Materials provided>

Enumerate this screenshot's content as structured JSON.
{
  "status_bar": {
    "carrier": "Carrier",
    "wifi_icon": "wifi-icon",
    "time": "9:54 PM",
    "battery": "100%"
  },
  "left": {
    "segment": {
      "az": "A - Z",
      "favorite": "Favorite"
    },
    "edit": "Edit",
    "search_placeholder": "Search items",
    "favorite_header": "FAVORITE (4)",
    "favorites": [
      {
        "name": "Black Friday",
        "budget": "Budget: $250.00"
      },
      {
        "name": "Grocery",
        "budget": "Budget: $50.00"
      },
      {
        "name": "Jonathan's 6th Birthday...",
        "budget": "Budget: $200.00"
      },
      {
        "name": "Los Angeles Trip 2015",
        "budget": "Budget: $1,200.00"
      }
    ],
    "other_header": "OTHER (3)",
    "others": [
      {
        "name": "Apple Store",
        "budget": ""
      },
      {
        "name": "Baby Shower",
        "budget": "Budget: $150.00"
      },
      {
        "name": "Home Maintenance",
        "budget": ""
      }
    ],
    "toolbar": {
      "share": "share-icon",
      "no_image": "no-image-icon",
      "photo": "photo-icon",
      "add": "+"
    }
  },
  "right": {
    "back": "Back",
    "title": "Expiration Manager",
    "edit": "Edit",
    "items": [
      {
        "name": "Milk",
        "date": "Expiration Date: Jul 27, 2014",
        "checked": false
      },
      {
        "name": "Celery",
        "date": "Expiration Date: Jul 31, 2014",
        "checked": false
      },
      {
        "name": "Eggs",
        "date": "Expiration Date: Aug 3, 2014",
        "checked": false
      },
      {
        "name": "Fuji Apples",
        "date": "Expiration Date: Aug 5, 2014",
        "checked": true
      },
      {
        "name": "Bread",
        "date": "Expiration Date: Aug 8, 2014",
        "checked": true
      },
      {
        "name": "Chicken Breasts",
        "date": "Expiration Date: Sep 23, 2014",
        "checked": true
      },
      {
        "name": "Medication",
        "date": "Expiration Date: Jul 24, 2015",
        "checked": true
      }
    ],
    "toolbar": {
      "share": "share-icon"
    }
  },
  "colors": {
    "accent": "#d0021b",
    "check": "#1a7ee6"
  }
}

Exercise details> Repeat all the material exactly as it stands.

Expected answer>
Enumerate this screenshot's content as structured JSON.
{
  "status_bar": {
    "carrier": "Carrier",
    "wifi_icon": "wifi-icon",
    "time": "9:54 PM",
    "battery": "100%"
  },
  "left": {
    "segment": {
      "az": "A - Z",
      "favorite": "Favorite"
    },
    "edit": "Edit",
    "search_placeholder": "Search items",
    "favorite_header": "FAVORITE (4)",
    "favorites": [
      {
        "name": "Black Friday",
        "budget": "Budget: $250.00"
      },
      {
        "name": "Grocery",
        "budget": "Budget: $50.00"
      },
      {
        "name": "Jonathan's 6th Birthday...",
        "budget": "Budget: $200.00"
      },
      {
        "name": "Los Angeles Trip 2015",
        "budget": "Budget: $1,200.00"
      }
    ],
    "other_header": "OTHER (3)",
    "others": [
      {
        "name": "Apple Store",
        "budget": ""
      },
      {
        "name": "Baby Shower",
        "budget": "Budget: $150.00"
      },
      {
        "name": "Home Maintenance",
        "budget": ""
      }
    ],
    "toolbar": {
      "share": "share-icon",
      "no_image": "no-image-icon",
      "photo": "photo-icon",
      "add": "+"
    }
  },
  "right": {
    "back": "Back",
    "title": "Expiration Manager",
    "edit": "Edit",
    "items": [
      {
        "name": "Milk",
        "date": "Expiration Date: Jul 27, 2014",
        "checked": false
      },
      {
        "name": "Celery",
        "date": "Expiration Date: Jul 31, 2014",
        "checked": false
      },
      {
        "name": "Eggs",
        "date": "Expiration Date: Aug 3, 2014",
        "checked": false
      },
      {
        "name": "Fuji Apples",
        "date": "Expiration Date: Aug 5, 2014",
        "checked": true
      },
      {
        "name": "Bread",
        "date": "Expiration Date: Aug 8, 2014",
        "checked": true
      },
      {
        "name": "Chicken Breasts",
        "date": "Expiration Date: Sep 23, 2014",
        "checked": true
      },
      {
        "name": "Medication",
        "date": "Expiration Date: Jul 24, 2015",
        "checked": true
      }
    ],
    "toolbar": {
      "share": "share-icon"
    }
  },
  "colors": {
    "accent": "#d0021b",
    "check": "#1a7ee6"
  }
}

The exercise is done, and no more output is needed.